[App and web page records]
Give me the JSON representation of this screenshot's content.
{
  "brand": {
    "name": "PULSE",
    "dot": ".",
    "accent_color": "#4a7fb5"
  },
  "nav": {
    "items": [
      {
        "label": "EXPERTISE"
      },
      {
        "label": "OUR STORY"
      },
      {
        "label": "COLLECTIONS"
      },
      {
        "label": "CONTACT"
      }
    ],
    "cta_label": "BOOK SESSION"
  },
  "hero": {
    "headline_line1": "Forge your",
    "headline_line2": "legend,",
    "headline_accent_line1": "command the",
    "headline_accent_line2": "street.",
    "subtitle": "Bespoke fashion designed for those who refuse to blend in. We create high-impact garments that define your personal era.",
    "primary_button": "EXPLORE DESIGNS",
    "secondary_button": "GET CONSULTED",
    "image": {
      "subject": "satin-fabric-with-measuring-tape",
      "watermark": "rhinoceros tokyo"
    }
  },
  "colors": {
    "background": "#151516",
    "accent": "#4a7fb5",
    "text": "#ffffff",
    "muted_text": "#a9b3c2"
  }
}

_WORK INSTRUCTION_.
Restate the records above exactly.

_EXPECTED ANSWER_.
Give me the JSON representation of this screenshot's content.
{
  "brand": {
    "name": "PULSE",
    "dot": ".",
    "accent_color": "#4a7fb5"
  },
  "nav": {
    "items": [
      {
        "label": "EXPERTISE"
      },
      {
        "label": "OUR STORY"
      },
      {
        "label": "COLLECTIONS"
      },
      {
        "label": "CONTACT"
      }
    ],
    "cta_label": "BOOK SESSION"
  },
  "hero": {
    "headline_line1": "Forge your",
    "headline_line2": "legend,",
    "headline_accent_line1": "command the",
    "headline_accent_line2": "street.",
    "subtitle": "Bespoke fashion designed for those who refuse to blend in. We create high-impact garments that define your personal era.",
    "primary_button": "EXPLORE DESIGNS",
    "secondary_button": "GET CONSULTED",
    "image": {
      "subject": "satin-fabric-with-measuring-tape",
      "watermark": "rhinoceros tokyo"
    }
  },
  "colors": {
    "background": "#151516",
    "accent": "#4a7fb5",
    "text": "#ffffff",
    "muted_text": "#a9b3c2"
  }
}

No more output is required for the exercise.